On opening, the shares of the Digital World Acquisition Corp., the SPAC that plans to merge with Trump Media and Technology Group and launch TRUTH Social, surged, ending the day 357% up. And despite the volatility that followed, as well as regulatory intervention, the market capitalisation sits at just over $2 billion. In simple terms, that means old Don has a massive kitty that he can now use to acquire (and then re-purpose) whatever businesses he'd like.
Funnily enough, it's evident they may need to buy some tech talent. Twitter users already managed to get access to the beta site of TRUTH Social, prior to launch, and create profiles with the handles @donaldtrump and @mikepence.
The implications 🤷♂️
Should he succeed in creating a functioning platform, it'll likely be populated by those who have come to adore Trump, and will be filled with the type of controversial (and often vitriolic) stuff that he used to tweet. What he does with that congregation of folk is anyone's guess.
But don't worry just yet. As history has borne witness, Trump hasn't always been the best operations man. One can just have a look at his list of failed ventures in the past: Trump Airlines, Trump University and even Trump Steaks, to name a few. Maybe we'll be adding this to the list soon…
if you’re looking for a primer on web3, matt loved this podcast with naval ravikant and chris dixon (on tim ferriss’ pod)
karl and sash loved this gary v interview with mark zuckerberg on how the metaverse and web 3.0 will change our lives
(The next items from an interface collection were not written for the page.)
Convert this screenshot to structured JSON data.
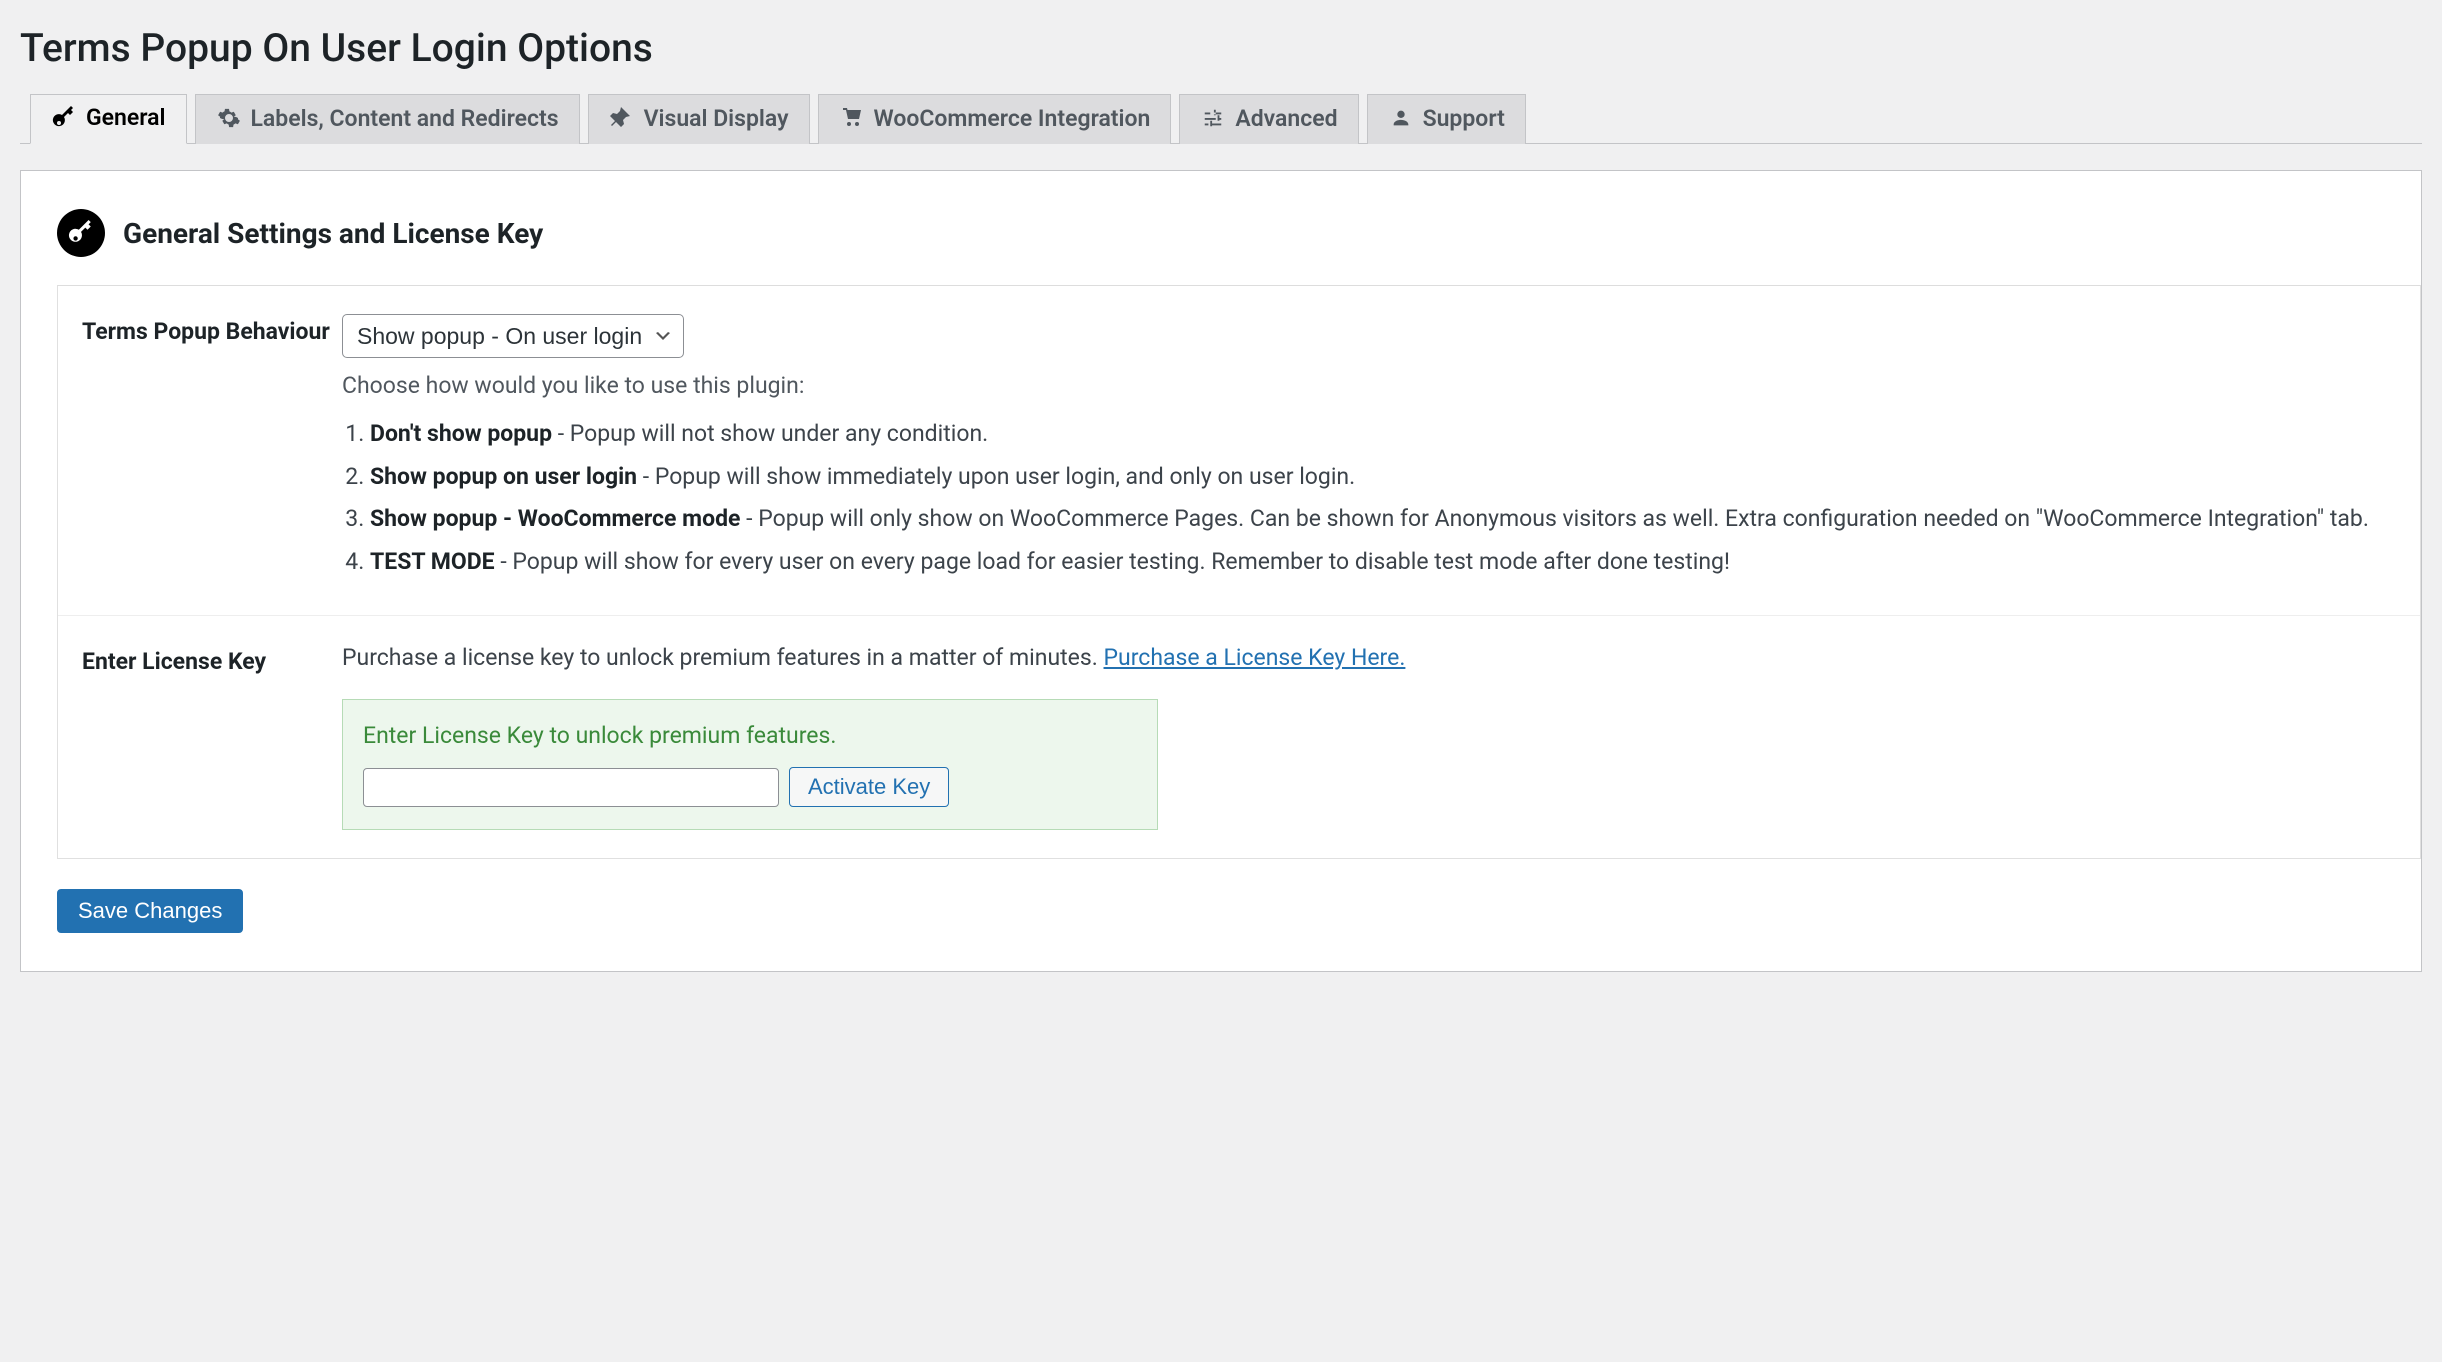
{
  "page_title": "Terms Popup On User Login Options",
  "tabs": [
    {
      "label": "General"
    },
    {
      "label": "Labels, Content and Redirects"
    },
    {
      "label": "Visual Display"
    },
    {
      "label": "WooCommerce Integration"
    },
    {
      "label": "Advanced"
    },
    {
      "label": "Support"
    }
  ],
  "section_title": "General Settings and License Key",
  "behaviour": {
    "label": "Terms Popup Behaviour",
    "selected": "Show popup - On user login",
    "help": "Choose how would you like to use this plugin:",
    "options": [
      {
        "bold": "Don't show popup",
        "rest": " - Popup will not show under any condition."
      },
      {
        "bold": "Show popup on user login",
        "rest": " - Popup will show immediately upon user login, and only on user login."
      },
      {
        "bold": "Show popup - WooCommerce mode",
        "rest": " - Popup will only show on WooCommerce Pages. Can be shown for Anonymous visitors as well. Extra configuration needed on \"WooCommerce Integration\" tab."
      },
      {
        "bold": "TEST MODE",
        "rest": " - Popup will show for every user on every page load for easier testing. Remember to disable test mode after done testing!"
      }
    ]
  },
  "license": {
    "label": "Enter License Key",
    "purchase_text": "Purchase a license key to unlock premium features in a matter of minutes. ",
    "purchase_link": "Purchase a License Key Here.",
    "box_title": "Enter License Key to unlock premium features.",
    "activate_label": "Activate Key",
    "input_value": ""
  },
  "save_label": "Save Changes"
}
claude read about how the global chip shortage is ruining christmas